ANOTHER devastated family has come forward after their cat was put down following suspected anti-freeze poisoning.
Alexia Carrington, of Prince of Wales Avenue, Flint, lost 10-year-old Sputnick two weeks ago.
She now fears for the safety of the family’s other tabby Quincy, nine.
The mum of two said: “Sputnick was my son Alistair’s cat. We got him when Alistair was born. They grew up together.
“He slept on his bed and they went everywhere together.
“Sputnick was part of the family. He was a real character. Alistair and his sister, Seren are devastated.”
Three other families have already contacted the Leader saying their pets have been lost to deliberate poisoning.
Alexia said: “It is worrying because I can’t keep Quincy inside, even though I have tried.
“Something needs to be done. Sputnick has been with us for the last ten years. It is just terrible, these people need to be dealt with.
“My cats do not go in other people’s gardens, they do not wander that far. It seems to be happening a lot.
“It has a huge impact to lose a family pet in that way.
“There are other ways to stop cats going in your garden, like putting pepper down.”
RSPCA scientific officer Dr Kerry Westwood said: “If you suspect that your cat has been poisoned you must take it to a vet immediately.
“If possible, you should take a sample of what the cat has eaten/drunk or the container so the vet can work out the best way to treat your pet.
“The sooner your cat receives veterinary treatment, the better their chances of survival.
“Poisoning a cat deliberately is a criminal offence.

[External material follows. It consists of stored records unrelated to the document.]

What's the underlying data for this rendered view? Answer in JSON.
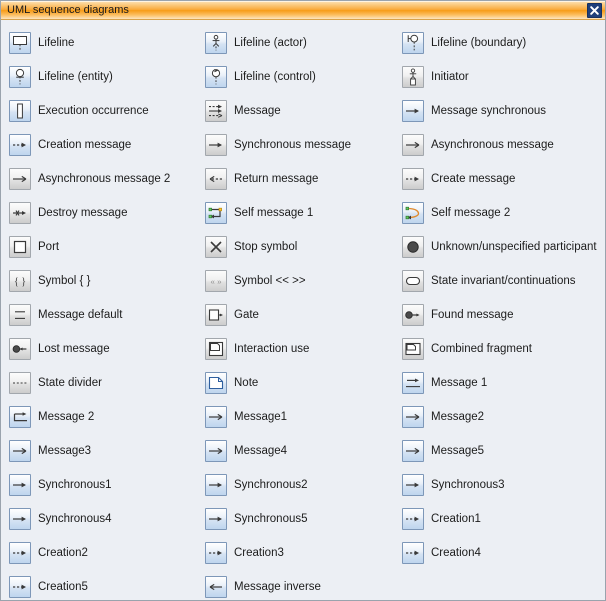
{
  "window": {
    "title": "UML sequence diagrams",
    "close_label": "×",
    "close_icon": "close-icon",
    "accent_color": "#f79b16",
    "titlebar_text_color": "#1a1a1a",
    "body_background": "#eceff4",
    "close_button_color": "#1f3f7a"
  },
  "items": [
    {
      "label": "Lifeline",
      "icon": "lifeline-icon",
      "tile": "blue"
    },
    {
      "label": "Lifeline (actor)",
      "icon": "lifeline-actor-icon",
      "tile": "blue"
    },
    {
      "label": "Lifeline (boundary)",
      "icon": "lifeline-boundary-icon",
      "tile": "blue"
    },
    {
      "label": "Lifeline (entity)",
      "icon": "lifeline-entity-icon",
      "tile": "blue"
    },
    {
      "label": "Lifeline (control)",
      "icon": "lifeline-control-icon",
      "tile": "blue"
    },
    {
      "label": "Initiator",
      "icon": "initiator-icon",
      "tile": "gray"
    },
    {
      "label": "Execution occurrence",
      "icon": "execution-occurrence-icon",
      "tile": "blue"
    },
    {
      "label": "Message",
      "icon": "message-icon",
      "tile": "gray"
    },
    {
      "label": "Message synchronous",
      "icon": "message-synchronous-icon",
      "tile": "blue"
    },
    {
      "label": "Creation message",
      "icon": "creation-message-icon",
      "tile": "blue"
    },
    {
      "label": "Synchronous message",
      "icon": "synchronous-message-icon",
      "tile": "gray"
    },
    {
      "label": "Asynchronous message",
      "icon": "asynchronous-message-icon",
      "tile": "gray"
    },
    {
      "label": "Asynchronous message 2",
      "icon": "asynchronous-message-2-icon",
      "tile": "gray"
    },
    {
      "label": "Return message",
      "icon": "return-message-icon",
      "tile": "gray"
    },
    {
      "label": "Create message",
      "icon": "create-message-icon",
      "tile": "gray"
    },
    {
      "label": "Destroy message",
      "icon": "destroy-message-icon",
      "tile": "gray"
    },
    {
      "label": "Self message 1",
      "icon": "self-message-1-icon",
      "tile": "blue"
    },
    {
      "label": "Self message 2",
      "icon": "self-message-2-icon",
      "tile": "blue"
    },
    {
      "label": "Port",
      "icon": "port-icon",
      "tile": "gray"
    },
    {
      "label": "Stop symbol",
      "icon": "stop-symbol-icon",
      "tile": "gray"
    },
    {
      "label": "Unknown/unspecified participant",
      "icon": "unknown-participant-icon",
      "tile": "gray"
    },
    {
      "label": "Symbol { }",
      "icon": "symbol-braces-icon",
      "tile": "gray"
    },
    {
      "label": "Symbol << >>",
      "icon": "symbol-guillemets-icon",
      "tile": "gray"
    },
    {
      "label": "State invariant/continuations",
      "icon": "state-invariant-icon",
      "tile": "gray"
    },
    {
      "label": "Message default",
      "icon": "message-default-icon",
      "tile": "gray"
    },
    {
      "label": "Gate",
      "icon": "gate-icon",
      "tile": "gray"
    },
    {
      "label": "Found message",
      "icon": "found-message-icon",
      "tile": "gray"
    },
    {
      "label": "Lost message",
      "icon": "lost-message-icon",
      "tile": "gray"
    },
    {
      "label": "Interaction use",
      "icon": "interaction-use-icon",
      "tile": "gray"
    },
    {
      "label": "Combined fragment",
      "icon": "combined-fragment-icon",
      "tile": "gray"
    },
    {
      "label": "State divider",
      "icon": "state-divider-icon",
      "tile": "gray"
    },
    {
      "label": "Note",
      "icon": "note-icon",
      "tile": "blue"
    },
    {
      "label": "Message 1",
      "icon": "message-1-icon",
      "tile": "blue"
    },
    {
      "label": "Message 2",
      "icon": "message-2-icon",
      "tile": "blue"
    },
    {
      "label": "Message1",
      "icon": "message1-icon",
      "tile": "blue"
    },
    {
      "label": "Message2",
      "icon": "message2-icon",
      "tile": "blue"
    },
    {
      "label": "Message3",
      "icon": "message3-icon",
      "tile": "blue"
    },
    {
      "label": "Message4",
      "icon": "message4-icon",
      "tile": "blue"
    },
    {
      "label": "Message5",
      "icon": "message5-icon",
      "tile": "blue"
    },
    {
      "label": "Synchronous1",
      "icon": "synchronous1-icon",
      "tile": "blue"
    },
    {
      "label": "Synchronous2",
      "icon": "synchronous2-icon",
      "tile": "blue"
    },
    {
      "label": "Synchronous3",
      "icon": "synchronous3-icon",
      "tile": "blue"
    },
    {
      "label": "Synchronous4",
      "icon": "synchronous4-icon",
      "tile": "blue"
    },
    {
      "label": "Synchronous5",
      "icon": "synchronous5-icon",
      "tile": "blue"
    },
    {
      "label": "Creation1",
      "icon": "creation1-icon",
      "tile": "blue"
    },
    {
      "label": "Creation2",
      "icon": "creation2-icon",
      "tile": "blue"
    },
    {
      "label": "Creation3",
      "icon": "creation3-icon",
      "tile": "blue"
    },
    {
      "label": "Creation4",
      "icon": "creation4-icon",
      "tile": "blue"
    },
    {
      "label": "Creation5",
      "icon": "creation5-icon",
      "tile": "blue"
    },
    {
      "label": "Message inverse",
      "icon": "message-inverse-icon",
      "tile": "blue"
    }
  ]
}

“Under the Animal Welfare Act 2006, the maximum penalty for those found guilty of this offence is up to six months imprisonment and/or a fine of up to £20,000.”